Repeat the records below word for word.
· · · · ·
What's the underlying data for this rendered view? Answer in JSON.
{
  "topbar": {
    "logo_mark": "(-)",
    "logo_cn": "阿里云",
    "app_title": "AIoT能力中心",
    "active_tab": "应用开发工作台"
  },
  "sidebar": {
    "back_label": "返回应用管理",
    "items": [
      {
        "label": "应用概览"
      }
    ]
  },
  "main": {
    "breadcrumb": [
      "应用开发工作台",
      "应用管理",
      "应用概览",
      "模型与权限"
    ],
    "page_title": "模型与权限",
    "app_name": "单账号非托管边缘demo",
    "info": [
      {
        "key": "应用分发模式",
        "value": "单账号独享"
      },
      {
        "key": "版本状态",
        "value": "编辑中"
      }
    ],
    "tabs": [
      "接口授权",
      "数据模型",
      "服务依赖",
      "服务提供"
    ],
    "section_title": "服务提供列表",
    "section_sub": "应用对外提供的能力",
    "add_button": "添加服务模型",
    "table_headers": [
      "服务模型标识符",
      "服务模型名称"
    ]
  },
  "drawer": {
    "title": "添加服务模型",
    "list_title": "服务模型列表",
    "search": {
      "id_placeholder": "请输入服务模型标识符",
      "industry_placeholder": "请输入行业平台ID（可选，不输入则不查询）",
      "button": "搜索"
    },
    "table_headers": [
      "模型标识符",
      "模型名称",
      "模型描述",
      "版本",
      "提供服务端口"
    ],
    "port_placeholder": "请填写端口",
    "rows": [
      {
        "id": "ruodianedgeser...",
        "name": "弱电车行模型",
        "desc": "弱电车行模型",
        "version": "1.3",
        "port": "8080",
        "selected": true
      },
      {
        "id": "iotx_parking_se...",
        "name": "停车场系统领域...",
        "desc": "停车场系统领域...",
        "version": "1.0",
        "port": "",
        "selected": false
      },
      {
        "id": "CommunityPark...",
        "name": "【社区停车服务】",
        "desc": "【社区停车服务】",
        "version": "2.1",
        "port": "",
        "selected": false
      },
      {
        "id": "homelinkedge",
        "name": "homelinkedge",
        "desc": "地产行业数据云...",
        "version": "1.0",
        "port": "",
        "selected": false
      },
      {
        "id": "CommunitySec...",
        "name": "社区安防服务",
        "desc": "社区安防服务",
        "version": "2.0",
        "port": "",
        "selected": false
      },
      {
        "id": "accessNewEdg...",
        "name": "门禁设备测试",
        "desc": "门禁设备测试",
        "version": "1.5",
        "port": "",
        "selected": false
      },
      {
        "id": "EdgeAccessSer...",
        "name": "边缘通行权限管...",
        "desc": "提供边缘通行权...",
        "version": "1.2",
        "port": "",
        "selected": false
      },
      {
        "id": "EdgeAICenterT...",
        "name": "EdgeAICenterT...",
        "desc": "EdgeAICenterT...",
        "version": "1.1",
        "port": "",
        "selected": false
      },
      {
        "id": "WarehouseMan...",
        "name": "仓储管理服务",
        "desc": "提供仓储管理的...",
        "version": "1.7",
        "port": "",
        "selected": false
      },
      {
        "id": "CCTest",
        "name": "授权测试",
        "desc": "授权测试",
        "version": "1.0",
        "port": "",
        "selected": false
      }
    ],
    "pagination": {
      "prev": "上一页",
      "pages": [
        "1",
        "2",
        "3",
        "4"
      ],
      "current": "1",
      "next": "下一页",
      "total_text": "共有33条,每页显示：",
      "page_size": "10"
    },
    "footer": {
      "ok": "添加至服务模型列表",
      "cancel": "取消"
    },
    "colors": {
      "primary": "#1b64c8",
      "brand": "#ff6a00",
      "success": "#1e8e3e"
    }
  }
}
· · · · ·
Result of the exercise:
What's the underlying data for this rendered view? Answer in JSON.
{
  "topbar": {
    "logo_mark": "(-)",
    "logo_cn": "阿里云",
    "app_title": "AIoT能力中心",
    "active_tab": "应用开发工作台"
  },
  "sidebar": {
    "back_label": "返回应用管理",
    "items": [
      {
        "label": "应用概览"
      }
    ]
  },
  "main": {
    "breadcrumb": [
      "应用开发工作台",
      "应用管理",
      "应用概览",
      "模型与权限"
    ],
    "page_title": "模型与权限",
    "app_name": "单账号非托管边缘demo",
    "info": [
      {
        "key": "应用分发模式",
        "value": "单账号独享"
      },
      {
        "key": "版本状态",
        "value": "编辑中"
      }
    ],
    "tabs": [
      "接口授权",
      "数据模型",
      "服务依赖",
      "服务提供"
    ],
    "section_title": "服务提供列表",
    "section_sub": "应用对外提供的能力",
    "add_button": "添加服务模型",
    "table_headers": [
      "服务模型标识符",
      "服务模型名称"
    ]
  },
  "drawer": {
    "title": "添加服务模型",
    "list_title": "服务模型列表",
    "search": {
      "id_placeholder": "请输入服务模型标识符",
      "industry_placeholder": "请输入行业平台ID（可选，不输入则不查询）",
      "button": "搜索"
    },
    "table_headers": [
      "模型标识符",
      "模型名称",
      "模型描述",
      "版本",
      "提供服务端口"
    ],
    "port_placeholder": "请填写端口",
    "rows": [
      {
        "id": "ruodianedgeser...",
        "name": "弱电车行模型",
        "desc": "弱电车行模型",
        "version": "1.3",
        "port": "8080",
        "selected": true
      },
      {
        "id": "iotx_parking_se...",
        "name": "停车场系统领域...",
        "desc": "停车场系统领域...",
        "version": "1.0",
        "port": "",
        "selected": false
      },
      {
        "id": "CommunityPark...",
        "name": "【社区停车服务】",
        "desc": "【社区停车服务】",
        "version": "2.1",
        "port": "",
        "selected": false
      },
      {
        "id": "homelinkedge",
        "name": "homelinkedge",
        "desc": "地产行业数据云...",
        "version": "1.0",
        "port": "",
        "selected": false
      },
      {
        "id": "CommunitySec...",
        "name": "社区安防服务",
        "desc": "社区安防服务",
        "version": "2.0",
        "port": "",
        "selected": false
      },
      {
        "id": "accessNewEdg...",
        "name": "门禁设备测试",
        "desc": "门禁设备测试",
        "version": "1.5",
        "port": "",
        "selected": false
      },
      {
        "id": "EdgeAccessSer...",
        "name": "边缘通行权限管...",
        "desc": "提供边缘通行权...",
        "version": "1.2",
        "port": "",
        "selected": false
      },
      {
        "id": "EdgeAICenterT...",
        "name": "EdgeAICenterT...",
        "desc": "EdgeAICenterT...",
        "version": "1.1",
        "port": "",
        "selected": false
      },
      {
        "id": "WarehouseMan...",
        "name": "仓储管理服务",
        "desc": "提供仓储管理的...",
        "version": "1.7",
        "port": "",
        "selected": false
      },
      {
        "id": "CCTest",
        "name": "授权测试",
        "desc": "授权测试",
        "version": "1.0",
        "port": "",
        "selected": false
      }
    ],
    "pagination": {
      "prev": "上一页",
      "pages": [
        "1",
        "2",
        "3",
        "4"
      ],
      "current": "1",
      "next": "下一页",
      "total_text": "共有33条,每页显示：",
      "page_size": "10"
    },
    "footer": {
      "ok": "添加至服务模型列表",
      "cancel": "取消"
    },
    "colors": {
      "primary": "#1b64c8",
      "brand": "#ff6a00",
      "success": "#1e8e3e"
    }
  }
}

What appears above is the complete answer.